And so the world’s longest and possibly greatest music festival comes round again. 2017 may be a little thin on significant musical anniversaries but the BBC has been intimately involved with the Proms for ninety years, give or take a little local difficulty during the early years of the Second World War. As Alan Davey, Controller BBC Radio 3, noted in his Classical Source blog, the occasion is marked by a technological breakthrough. All concerts are to be streamed online in lossless Radio 3 Concert Sound, offering greater fidelity than ever before. That should please audiophiles not driven to distraction by those pesky BBC trails which insist on rebranding the Proms as “part of BBC Music”.
Fortunately, this well-conceived opening night suggests that Proms director David Pickard is not about to change the things that matter most. With the BBC Symphony Orchestra centre-stage as usual and an unusually large choral contingent assembled behind it, Edward Gardner presided over the mixed bill in super-confident style, the surrounding area lit variously for the benefit of the TV cameras: orange for the Coult, mauve for Beethoven, and pink, green and blue for the vaguely psychedelic Adams.
The programming of Harmonium, one of John Adams’s breakthrough works, composed in 1980 between Shaker Loops and the Grand Pianola Music, provided the First Night with a suitably sensational launch (notwithstanding its gentle close) and a preview of things to come: the composer is enjoying a significant birthday year and features again later in the season. This was its third outing in a venue that suits it surprisingly well. With Simon Rattle on the podium in 1990 there was a sense of all guns blazing at high speed. Leonard Slatkin in 2001 was broader and cooler, perhaps attempting to make more of the poetry by John Donne and Emily Dickinson. Gardner managed to square the circle, providing clear signposting at all times and giving the central Dickinson setting plenty of space before powering his way into the wild orgiastic climax. However hazy it might sound as it floats, tinkles and promiscuously appropriates music of all kinds, Adams’s ride to eternity needs to be precisely articulated. Only the plentiful applause after the opening meditation on different kinds of love struck a jarring note.
The concert had begun with Tom Coult’s six-minute commission, an unpredictable dance sequence showing an impressive command of orchestral sonority. Or as the composer’s Twitter feed had it: “Name from peasants dancing involuntarily until collapse. Get ya dancing clogs on…”. Quite what it added up to I’m not sure but it was refreshing that the now traditional opening night novelty (Henry Wood’s terminology) began sotto voce. Solo violin led the way to a passage of oriental plopping on percussion and plucked strings. It was tempting to discern the influence of the recently ennobled George Benjamin but as Coult is published by Faber Music not too fanciful to discern the influence of a younger Faber colleague.
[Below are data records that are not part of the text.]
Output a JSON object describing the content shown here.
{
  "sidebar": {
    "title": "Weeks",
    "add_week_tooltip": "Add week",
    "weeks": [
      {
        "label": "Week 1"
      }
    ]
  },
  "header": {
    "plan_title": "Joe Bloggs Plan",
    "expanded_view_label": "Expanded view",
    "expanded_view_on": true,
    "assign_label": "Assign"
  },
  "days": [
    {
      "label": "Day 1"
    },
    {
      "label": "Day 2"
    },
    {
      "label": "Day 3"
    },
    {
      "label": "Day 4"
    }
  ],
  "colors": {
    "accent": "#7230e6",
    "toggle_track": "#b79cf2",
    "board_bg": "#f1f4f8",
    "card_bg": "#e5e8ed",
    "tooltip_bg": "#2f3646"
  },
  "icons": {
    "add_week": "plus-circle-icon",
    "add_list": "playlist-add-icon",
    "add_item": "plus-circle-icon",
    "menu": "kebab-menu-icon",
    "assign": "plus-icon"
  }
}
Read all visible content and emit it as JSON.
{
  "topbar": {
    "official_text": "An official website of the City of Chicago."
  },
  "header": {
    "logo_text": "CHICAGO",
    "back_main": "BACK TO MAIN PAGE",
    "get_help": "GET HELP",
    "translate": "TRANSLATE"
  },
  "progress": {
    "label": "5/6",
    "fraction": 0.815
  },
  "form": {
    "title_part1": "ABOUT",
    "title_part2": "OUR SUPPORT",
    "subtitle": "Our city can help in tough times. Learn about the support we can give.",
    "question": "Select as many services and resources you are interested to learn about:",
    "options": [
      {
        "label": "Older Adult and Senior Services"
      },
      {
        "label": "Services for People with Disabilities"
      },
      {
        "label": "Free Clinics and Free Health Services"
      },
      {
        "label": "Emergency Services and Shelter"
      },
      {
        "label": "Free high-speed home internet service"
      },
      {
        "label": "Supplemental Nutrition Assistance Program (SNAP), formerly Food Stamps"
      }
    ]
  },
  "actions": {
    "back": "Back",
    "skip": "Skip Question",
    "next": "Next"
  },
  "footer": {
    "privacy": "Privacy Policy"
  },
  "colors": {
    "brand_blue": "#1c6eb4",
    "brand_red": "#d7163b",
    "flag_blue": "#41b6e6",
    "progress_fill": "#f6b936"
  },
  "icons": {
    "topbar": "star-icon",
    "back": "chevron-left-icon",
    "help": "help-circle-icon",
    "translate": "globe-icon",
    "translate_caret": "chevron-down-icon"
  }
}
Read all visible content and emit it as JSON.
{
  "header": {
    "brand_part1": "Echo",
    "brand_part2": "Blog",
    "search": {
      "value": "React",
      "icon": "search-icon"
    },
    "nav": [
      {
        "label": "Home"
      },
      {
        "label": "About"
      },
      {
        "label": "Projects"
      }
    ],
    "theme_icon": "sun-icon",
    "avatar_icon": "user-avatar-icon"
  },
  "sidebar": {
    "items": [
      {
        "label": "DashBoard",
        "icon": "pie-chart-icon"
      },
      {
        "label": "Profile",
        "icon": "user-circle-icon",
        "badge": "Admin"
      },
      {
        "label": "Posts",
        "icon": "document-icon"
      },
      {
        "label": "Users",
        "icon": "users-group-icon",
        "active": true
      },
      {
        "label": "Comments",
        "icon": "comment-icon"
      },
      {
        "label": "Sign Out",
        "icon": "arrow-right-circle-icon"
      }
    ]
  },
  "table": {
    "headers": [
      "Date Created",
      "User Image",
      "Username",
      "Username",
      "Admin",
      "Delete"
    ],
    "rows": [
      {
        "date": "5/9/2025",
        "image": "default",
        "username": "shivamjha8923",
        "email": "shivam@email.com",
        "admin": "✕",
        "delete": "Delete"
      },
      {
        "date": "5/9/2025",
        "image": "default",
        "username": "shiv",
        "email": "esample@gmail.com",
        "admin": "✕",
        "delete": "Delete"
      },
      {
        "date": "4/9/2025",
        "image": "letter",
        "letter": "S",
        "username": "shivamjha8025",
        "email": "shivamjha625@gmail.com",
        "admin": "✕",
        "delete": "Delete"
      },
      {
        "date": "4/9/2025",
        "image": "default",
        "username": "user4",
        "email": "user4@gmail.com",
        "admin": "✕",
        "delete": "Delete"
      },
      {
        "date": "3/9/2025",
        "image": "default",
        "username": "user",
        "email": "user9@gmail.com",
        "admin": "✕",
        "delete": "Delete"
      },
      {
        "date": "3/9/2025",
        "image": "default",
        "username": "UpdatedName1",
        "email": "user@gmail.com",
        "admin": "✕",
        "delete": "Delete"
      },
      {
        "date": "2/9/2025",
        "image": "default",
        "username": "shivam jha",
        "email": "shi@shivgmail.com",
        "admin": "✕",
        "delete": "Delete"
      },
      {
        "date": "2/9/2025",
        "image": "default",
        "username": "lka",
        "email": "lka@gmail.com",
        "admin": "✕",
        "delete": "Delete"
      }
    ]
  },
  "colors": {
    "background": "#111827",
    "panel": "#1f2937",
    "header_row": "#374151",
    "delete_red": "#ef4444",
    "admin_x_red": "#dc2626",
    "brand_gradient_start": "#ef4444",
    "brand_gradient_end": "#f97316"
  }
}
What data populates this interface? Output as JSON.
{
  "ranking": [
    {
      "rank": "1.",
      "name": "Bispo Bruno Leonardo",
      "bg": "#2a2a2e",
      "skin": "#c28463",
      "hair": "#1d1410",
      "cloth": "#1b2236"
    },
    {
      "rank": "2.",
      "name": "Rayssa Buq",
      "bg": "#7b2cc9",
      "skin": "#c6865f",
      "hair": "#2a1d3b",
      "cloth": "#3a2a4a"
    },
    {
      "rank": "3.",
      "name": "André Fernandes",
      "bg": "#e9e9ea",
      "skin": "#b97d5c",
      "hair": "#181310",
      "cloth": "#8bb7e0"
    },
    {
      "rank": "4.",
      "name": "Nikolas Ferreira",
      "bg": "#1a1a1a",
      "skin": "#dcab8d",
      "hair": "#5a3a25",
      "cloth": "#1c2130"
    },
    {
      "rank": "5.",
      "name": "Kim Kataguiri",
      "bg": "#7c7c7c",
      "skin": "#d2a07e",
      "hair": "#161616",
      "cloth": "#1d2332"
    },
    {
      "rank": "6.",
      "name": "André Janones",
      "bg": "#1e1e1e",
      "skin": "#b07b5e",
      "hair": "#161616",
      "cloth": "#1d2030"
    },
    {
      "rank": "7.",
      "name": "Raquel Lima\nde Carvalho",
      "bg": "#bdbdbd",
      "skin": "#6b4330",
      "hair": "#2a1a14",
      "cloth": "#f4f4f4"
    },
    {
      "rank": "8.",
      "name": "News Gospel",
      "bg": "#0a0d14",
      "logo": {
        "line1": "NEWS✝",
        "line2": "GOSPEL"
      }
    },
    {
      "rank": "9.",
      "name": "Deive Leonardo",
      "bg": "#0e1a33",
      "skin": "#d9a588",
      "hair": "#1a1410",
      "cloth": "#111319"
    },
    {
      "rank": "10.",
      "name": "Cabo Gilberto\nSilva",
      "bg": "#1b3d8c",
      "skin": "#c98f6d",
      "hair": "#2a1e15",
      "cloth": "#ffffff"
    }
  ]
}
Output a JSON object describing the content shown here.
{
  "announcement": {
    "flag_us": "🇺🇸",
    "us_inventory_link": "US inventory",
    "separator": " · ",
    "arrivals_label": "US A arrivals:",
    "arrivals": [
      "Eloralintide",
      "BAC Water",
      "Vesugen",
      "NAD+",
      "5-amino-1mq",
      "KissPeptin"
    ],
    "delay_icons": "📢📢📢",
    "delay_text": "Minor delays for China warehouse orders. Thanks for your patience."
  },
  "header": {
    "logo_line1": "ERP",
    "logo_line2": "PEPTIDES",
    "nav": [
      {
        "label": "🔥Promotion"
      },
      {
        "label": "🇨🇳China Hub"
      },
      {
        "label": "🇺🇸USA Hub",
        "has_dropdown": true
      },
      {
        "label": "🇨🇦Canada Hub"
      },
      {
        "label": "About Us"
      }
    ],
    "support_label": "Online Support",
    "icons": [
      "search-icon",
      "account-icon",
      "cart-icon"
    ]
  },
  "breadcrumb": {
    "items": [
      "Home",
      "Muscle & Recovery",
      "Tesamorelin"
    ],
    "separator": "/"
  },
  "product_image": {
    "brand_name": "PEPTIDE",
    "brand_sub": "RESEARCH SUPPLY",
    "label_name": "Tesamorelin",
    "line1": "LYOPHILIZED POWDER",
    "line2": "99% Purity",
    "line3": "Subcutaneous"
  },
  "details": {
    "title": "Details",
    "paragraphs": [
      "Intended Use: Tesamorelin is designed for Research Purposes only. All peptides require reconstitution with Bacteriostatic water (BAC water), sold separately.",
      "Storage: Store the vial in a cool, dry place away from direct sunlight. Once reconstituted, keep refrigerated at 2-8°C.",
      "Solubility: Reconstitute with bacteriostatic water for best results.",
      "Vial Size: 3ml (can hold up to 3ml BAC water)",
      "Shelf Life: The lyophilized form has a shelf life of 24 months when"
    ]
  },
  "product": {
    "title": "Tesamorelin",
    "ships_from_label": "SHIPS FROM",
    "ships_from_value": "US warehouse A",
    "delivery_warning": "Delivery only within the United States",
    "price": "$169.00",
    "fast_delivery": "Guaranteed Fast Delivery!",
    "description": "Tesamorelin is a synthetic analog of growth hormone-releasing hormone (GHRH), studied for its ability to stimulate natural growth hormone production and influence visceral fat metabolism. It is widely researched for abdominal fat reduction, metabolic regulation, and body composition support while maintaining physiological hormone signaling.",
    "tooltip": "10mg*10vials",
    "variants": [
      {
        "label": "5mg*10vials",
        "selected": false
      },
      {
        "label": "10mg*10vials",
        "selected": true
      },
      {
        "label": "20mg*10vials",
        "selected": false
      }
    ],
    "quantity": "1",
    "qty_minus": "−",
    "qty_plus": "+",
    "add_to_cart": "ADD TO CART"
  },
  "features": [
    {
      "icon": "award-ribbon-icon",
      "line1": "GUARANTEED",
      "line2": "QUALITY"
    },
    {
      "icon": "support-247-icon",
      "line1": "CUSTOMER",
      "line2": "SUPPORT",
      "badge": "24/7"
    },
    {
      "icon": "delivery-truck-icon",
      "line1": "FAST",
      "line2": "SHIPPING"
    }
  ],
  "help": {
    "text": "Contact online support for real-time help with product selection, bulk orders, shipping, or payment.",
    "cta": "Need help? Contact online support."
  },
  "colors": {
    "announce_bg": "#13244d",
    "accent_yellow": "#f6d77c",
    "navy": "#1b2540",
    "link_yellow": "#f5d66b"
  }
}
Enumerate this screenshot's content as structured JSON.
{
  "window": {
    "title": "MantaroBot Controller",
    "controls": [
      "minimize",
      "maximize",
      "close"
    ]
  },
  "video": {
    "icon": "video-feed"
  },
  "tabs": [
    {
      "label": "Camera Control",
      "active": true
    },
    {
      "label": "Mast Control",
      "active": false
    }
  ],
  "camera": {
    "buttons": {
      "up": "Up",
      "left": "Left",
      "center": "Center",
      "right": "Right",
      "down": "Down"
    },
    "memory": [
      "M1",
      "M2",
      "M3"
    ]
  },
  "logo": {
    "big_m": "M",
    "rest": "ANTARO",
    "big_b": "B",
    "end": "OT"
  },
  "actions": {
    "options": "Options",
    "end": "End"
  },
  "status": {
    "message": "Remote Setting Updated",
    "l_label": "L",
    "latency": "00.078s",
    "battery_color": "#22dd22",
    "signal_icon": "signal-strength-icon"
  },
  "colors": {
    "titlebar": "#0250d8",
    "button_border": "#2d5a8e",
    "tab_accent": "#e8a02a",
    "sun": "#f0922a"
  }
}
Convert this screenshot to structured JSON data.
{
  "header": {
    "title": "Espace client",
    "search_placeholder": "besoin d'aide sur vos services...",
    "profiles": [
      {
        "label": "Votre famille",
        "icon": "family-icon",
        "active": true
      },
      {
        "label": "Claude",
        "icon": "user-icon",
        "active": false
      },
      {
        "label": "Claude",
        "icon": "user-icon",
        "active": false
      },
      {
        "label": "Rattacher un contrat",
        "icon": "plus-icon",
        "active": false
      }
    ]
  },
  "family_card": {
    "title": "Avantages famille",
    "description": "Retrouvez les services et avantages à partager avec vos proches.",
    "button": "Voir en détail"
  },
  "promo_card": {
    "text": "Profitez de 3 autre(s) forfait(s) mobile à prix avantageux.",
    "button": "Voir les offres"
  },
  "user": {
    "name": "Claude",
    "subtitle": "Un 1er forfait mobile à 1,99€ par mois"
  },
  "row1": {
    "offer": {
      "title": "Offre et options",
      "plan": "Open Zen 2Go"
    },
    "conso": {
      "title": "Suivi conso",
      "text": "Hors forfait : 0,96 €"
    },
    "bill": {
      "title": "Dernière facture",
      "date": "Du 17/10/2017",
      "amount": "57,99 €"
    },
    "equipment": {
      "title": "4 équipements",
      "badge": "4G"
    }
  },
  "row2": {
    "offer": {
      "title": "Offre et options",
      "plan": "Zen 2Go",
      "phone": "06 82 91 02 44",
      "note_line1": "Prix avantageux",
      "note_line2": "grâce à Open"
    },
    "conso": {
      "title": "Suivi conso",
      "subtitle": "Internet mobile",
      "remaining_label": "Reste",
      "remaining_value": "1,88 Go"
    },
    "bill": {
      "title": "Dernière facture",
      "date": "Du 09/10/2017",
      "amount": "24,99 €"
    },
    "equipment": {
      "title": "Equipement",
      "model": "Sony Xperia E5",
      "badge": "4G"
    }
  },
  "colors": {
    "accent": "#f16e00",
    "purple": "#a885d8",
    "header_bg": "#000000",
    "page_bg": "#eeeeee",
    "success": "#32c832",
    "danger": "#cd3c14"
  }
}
The programme booklet referred to a “deranged-sounding” clarinet, its curious tuning apparently created by placing the mouthpiece directly on the lower half of the instrument.
Between the two contemporary utterances, Igor Levit brought intimacy and poise to Beethoven’s Third Piano Concerto, fresh from his recent journey through all the composer’s Piano Sonatas at Wigmore Hall. This was not a grandiose or tumultuous reading, the pianist breezily ensuring that the first movement never outstayed its welcome, his most fantastical, expansive playing carefully rationed. The orchestra, not large, was always crisp, even clipped in support, its sonority punctuated by obstreperous, ‘period’-ish timpani thwacks. A burst of clapping left the pianist obliged to wait for the audience to settle before embarking on his profoundly beautiful, carefully voiced account of the Largo. Those tolerant of such practices need to consider whether Beethoven meant us to experience this E-major music’s tonal remoteness from the opening C-minor: that sense of contrast did not register here. Levit’s light, almost skittish touch in the Finale was as individual as his posture, hunched over the keys when not bobbing to attention as if keen to conduct.
Having taken German nationality – he is not alone in that – Levit is an intensely committed European which explains his unusual choice of encore, Beethoven’s anthemic ‘Ode to Joy’ melody (from the ‘Choral’ Symphony) in a transcription which wound down again to the lower depths. While plausibly arrived at courtesy of Liszt, that downbeat descent sounded improvised and politically motivated. TV viewers will have spotted Levit’s modest EU pin and younger listeners his first post-concert tweet: “Hey guys, I've been away for an hour and a half... is @realDonaldTrump still President?”